---------- Records shown

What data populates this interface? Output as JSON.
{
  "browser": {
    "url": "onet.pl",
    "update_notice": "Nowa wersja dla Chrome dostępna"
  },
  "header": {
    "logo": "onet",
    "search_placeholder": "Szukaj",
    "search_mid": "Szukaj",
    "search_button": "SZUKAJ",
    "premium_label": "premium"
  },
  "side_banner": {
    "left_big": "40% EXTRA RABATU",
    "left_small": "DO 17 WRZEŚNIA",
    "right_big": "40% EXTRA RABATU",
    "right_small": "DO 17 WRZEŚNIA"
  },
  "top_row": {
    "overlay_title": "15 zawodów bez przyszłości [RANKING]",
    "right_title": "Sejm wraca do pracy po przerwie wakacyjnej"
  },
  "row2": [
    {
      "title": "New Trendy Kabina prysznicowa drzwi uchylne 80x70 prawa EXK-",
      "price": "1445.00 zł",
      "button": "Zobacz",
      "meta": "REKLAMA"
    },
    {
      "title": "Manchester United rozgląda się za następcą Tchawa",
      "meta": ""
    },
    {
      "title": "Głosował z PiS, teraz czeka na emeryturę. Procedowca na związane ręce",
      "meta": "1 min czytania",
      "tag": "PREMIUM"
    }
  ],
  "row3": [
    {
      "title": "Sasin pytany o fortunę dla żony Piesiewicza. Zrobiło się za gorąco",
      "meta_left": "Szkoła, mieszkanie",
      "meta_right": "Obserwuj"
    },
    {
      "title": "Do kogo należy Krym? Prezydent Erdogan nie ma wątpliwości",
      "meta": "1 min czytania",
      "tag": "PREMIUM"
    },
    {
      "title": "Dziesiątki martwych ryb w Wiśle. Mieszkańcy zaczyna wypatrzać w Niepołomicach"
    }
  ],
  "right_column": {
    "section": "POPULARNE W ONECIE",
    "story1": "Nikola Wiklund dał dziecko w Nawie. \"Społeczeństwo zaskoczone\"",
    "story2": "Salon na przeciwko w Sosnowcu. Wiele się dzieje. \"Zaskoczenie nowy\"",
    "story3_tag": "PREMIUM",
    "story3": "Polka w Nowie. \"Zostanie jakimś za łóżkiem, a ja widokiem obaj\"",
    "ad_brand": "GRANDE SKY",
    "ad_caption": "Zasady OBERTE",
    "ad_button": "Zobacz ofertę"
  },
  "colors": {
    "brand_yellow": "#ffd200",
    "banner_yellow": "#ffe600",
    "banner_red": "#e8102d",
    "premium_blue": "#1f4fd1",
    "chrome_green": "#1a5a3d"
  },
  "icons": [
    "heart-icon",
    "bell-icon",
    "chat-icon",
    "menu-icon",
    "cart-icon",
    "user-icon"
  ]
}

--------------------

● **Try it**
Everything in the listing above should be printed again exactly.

● **Finished exercise**
What data populates this interface? Output as JSON.
{
  "browser": {
    "url": "onet.pl",
    "update_notice": "Nowa wersja dla Chrome dostępna"
  },
  "header": {
    "logo": "onet",
    "search_placeholder": "Szukaj",
    "search_mid": "Szukaj",
    "search_button": "SZUKAJ",
    "premium_label": "premium"
  },
  "side_banner": {
    "left_big": "40% EXTRA RABATU",
    "left_small": "DO 17 WRZEŚNIA",
    "right_big": "40% EXTRA RABATU",
    "right_small": "DO 17 WRZEŚNIA"
  },
  "top_row": {
    "overlay_title": "15 zawodów bez przyszłości [RANKING]",
    "right_title": "Sejm wraca do pracy po przerwie wakacyjnej"
  },
  "row2": [
    {
      "title": "New Trendy Kabina prysznicowa drzwi uchylne 80x70 prawa EXK-",
      "price": "1445.00 zł",
      "button": "Zobacz",
      "meta": "REKLAMA"
    },
    {
      "title": "Manchester United rozgląda się za następcą Tchawa",
      "meta": ""
    },
    {
      "title": "Głosował z PiS, teraz czeka na emeryturę. Procedowca na związane ręce",
      "meta": "1 min czytania",
      "tag": "PREMIUM"
    }
  ],
  "row3": [
    {
      "title": "Sasin pytany o fortunę dla żony Piesiewicza. Zrobiło się za gorąco",
      "meta_left": "Szkoła, mieszkanie",
      "meta_right": "Obserwuj"
    },
    {
      "title": "Do kogo należy Krym? Prezydent Erdogan nie ma wątpliwości",
      "meta": "1 min czytania",
      "tag": "PREMIUM"
    },
    {
      "title": "Dziesiątki martwych ryb w Wiśle. Mieszkańcy zaczyna wypatrzać w Niepołomicach"
    }
  ],
  "right_column": {
    "section": "POPULARNE W ONECIE",
    "story1": "Nikola Wiklund dał dziecko w Nawie. \"Społeczeństwo zaskoczone\"",
    "story2": "Salon na przeciwko w Sosnowcu. Wiele się dzieje. \"Zaskoczenie nowy\"",
    "story3_tag": "PREMIUM",
    "story3": "Polka w Nowie. \"Zostanie jakimś za łóżkiem, a ja widokiem obaj\"",
    "ad_brand": "GRANDE SKY",
    "ad_caption": "Zasady OBERTE",
    "ad_button": "Zobacz ofertę"
  },
  "colors": {
    "brand_yellow": "#ffd200",
    "banner_yellow": "#ffe600",
    "banner_red": "#e8102d",
    "premium_blue": "#1f4fd1",
    "chrome_green": "#1a5a3d"
  },
  "icons": [
    "heart-icon",
    "bell-icon",
    "chat-icon",
    "menu-icon",
    "cart-icon",
    "user-icon"
  ]
}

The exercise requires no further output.